TASK TO COMPLETE -
Search the entries below for "data" and copy each matching line.

INFORMATION GIVEN -
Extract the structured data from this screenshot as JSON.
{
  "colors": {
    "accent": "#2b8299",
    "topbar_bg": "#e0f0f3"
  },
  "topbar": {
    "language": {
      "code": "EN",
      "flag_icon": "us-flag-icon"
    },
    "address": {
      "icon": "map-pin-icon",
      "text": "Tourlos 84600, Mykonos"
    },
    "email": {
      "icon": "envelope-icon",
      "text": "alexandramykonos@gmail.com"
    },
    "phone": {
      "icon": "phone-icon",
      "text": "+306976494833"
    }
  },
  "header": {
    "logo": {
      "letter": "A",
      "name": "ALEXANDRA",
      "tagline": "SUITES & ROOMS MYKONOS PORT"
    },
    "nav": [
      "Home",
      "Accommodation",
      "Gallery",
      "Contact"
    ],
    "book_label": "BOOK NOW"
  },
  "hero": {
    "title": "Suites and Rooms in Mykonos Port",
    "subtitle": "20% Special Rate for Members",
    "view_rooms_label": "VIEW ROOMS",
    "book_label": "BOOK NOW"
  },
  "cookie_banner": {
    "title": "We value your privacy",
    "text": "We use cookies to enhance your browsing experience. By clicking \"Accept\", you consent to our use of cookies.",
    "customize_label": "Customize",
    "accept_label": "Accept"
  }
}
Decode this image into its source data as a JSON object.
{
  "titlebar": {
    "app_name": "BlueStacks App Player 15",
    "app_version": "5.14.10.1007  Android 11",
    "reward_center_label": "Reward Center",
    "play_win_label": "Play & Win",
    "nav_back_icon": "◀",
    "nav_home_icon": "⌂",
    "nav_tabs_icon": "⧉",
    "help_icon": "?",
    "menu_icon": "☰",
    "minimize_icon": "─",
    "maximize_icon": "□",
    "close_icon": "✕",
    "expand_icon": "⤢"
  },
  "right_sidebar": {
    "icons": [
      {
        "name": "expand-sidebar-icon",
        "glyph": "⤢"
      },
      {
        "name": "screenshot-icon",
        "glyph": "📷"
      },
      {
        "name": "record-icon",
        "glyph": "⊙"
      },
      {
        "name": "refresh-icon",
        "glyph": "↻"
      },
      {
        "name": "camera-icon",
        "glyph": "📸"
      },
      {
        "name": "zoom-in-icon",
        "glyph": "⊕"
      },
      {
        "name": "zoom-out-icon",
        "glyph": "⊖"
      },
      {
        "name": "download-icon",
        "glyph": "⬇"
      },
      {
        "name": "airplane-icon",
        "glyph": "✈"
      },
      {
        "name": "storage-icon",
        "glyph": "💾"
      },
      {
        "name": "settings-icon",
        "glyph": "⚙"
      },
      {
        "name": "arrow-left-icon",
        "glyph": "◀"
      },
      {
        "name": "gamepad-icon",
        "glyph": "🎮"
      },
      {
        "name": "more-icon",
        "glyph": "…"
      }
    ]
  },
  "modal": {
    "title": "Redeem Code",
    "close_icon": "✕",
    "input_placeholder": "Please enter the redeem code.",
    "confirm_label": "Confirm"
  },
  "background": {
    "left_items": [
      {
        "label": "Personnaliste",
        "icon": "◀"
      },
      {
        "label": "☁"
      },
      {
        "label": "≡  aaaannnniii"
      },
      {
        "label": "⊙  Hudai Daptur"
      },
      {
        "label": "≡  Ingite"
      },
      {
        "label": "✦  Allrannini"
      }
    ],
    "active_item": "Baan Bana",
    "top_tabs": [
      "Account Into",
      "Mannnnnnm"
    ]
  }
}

ANSWER TO THIS TASK -
Extract the structured data from this screenshot as JSON.
Decode this image into its source data as a JSON object.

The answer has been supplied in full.